I don’t know about you, but the only place this song sends me is straight to sleep.
While Darius Rucker’s career appears fine on the surface, the warning lights on the dashboard are beginning to flash yellow. His first two singles from his latest album “If I Told You” and “For The First Time” did eventually top Billboard’s airplay chart, but both took nearly a year apiece to do it, indicating a distinct lack of enthusiasm for Rucker’s material on the radio. Now, in an effort to spice things act, Rucker has teamed up with a smorgasbord of current country hitmakers (Luke Bryan, Jason Aldean, and Lady Antebellum’s Charles Kelley) for his third single “Straight To Hell,” an inexplicably-truncated cover of a 1989 Drivin’ N Cryin’ album cut. However, Despite the best efforts of Rucker and his team to turn the track into an old-school barroom stomper, the performance feel surprisingly lifeless, and leaves the listener feeling more sleepy than anything else.
I’m really not sure what happened with the production here: All the pieces are here to put together a classic arrangement ripped straight from the country bars of yesterday, but for whatever reason these pieces don’t quite fit together the way they should. It’s got the requisite guitars, fiddles, pianos, and drums, and it’s got the bright tones and unstructured feel to really set the mood, but everything feels too dialed back to be effective. The guitars don’t have enough bite, the drums don’t have enough kick, and the whole mix lacks the pace and volume it needs to generate the power and energy to really connect with its audience. Had the producer thrown caution to the wind and really let the musicians loose (as it is, only the fiddle stands out enough to be worth mentioning), this could have a really fun tune, but as it is, it’s too restrained to do anything but plod along weakly. It gets an A for effort, but a D in execution.

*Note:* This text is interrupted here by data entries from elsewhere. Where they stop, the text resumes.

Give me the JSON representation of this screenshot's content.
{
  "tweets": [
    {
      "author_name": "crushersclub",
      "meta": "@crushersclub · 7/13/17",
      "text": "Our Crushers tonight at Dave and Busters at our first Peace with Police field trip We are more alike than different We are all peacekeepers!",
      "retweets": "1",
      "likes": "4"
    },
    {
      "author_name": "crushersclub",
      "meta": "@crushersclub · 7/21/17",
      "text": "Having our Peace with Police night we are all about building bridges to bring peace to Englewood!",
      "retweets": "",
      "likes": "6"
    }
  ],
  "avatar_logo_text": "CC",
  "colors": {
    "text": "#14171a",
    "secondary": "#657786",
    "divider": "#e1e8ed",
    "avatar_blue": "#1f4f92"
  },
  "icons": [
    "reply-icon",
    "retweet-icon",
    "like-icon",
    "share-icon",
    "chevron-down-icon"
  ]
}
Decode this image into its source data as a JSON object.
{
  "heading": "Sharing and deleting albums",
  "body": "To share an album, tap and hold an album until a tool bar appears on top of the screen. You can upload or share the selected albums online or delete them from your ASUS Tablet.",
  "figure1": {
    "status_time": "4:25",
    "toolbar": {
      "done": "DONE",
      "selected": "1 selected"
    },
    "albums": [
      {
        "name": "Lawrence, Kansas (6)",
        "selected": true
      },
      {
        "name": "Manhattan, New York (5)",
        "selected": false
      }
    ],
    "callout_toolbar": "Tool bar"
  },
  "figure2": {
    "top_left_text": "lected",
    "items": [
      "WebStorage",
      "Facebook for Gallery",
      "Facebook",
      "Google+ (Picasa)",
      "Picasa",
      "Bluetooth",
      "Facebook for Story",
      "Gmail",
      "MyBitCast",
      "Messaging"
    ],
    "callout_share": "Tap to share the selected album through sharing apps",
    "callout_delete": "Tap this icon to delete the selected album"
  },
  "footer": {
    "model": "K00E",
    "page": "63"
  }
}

Vocally, Rucker is his usual charismatic self, and fills the narrator’s role with just the right amount of roguish charm to be a endearing figure (while also showing off his great vocal tone and effortless delivery). Everyone else, however, is used so little that I question whether they deserve “featured” status on the track: Bryan gets a few lines and offers some barely-noticable backing vocals, Kelley gets even fewer lines but is a bit more noticeable on the choral harmonies, and Aldean wins the Brian Kelley award by being completely invisible. I’m sure the artists had a fun time getting together and recording the song, but throw everyone but Rucker out of the studio and the song would sound roughly the same (only the lack of Charles Kelley’s harmonies would be noticed). What we’ve got here isn’t bad by any means, but it kind of feels like overkill for a song that required more help in other areas.
The lyrics, which chronicle the trials and tribulations of a young man growing up amidst, well, suboptimal circumstances, honestly weren’t that good to begin with: The lines don’t fit the meter half the time, and while the images are certainly vivid, they’re also incredibly bizarre, and the story feels more confusing than anything else. This version of the song, however, makes things even worse by blindly discarding the middle stanzas of the first two verses, completely destroying whatever story was there and leaving the listener even more confused! Throw in a barely-there chorus and an uninteresting “straight to hell” hook, and you’re left with a song that feels like a lazy excuse to make a bad barroom sing-along.
“Straight To Hell” feels like a poorly-photocopied facsimile of an actually-good song, featuring too many bad traits and not enough good ones. It’s certainly a change from Darius Rucker’s usual sound, but it’s a change in the wrong direction, with writing that’s too poor and production that’s too lightweight to let the user in on the fun the artist is supposedly having. While I’m normally in favor of recycling, this song would have been best sent straight to the wastebasket.
Rating: 5/10. Pass.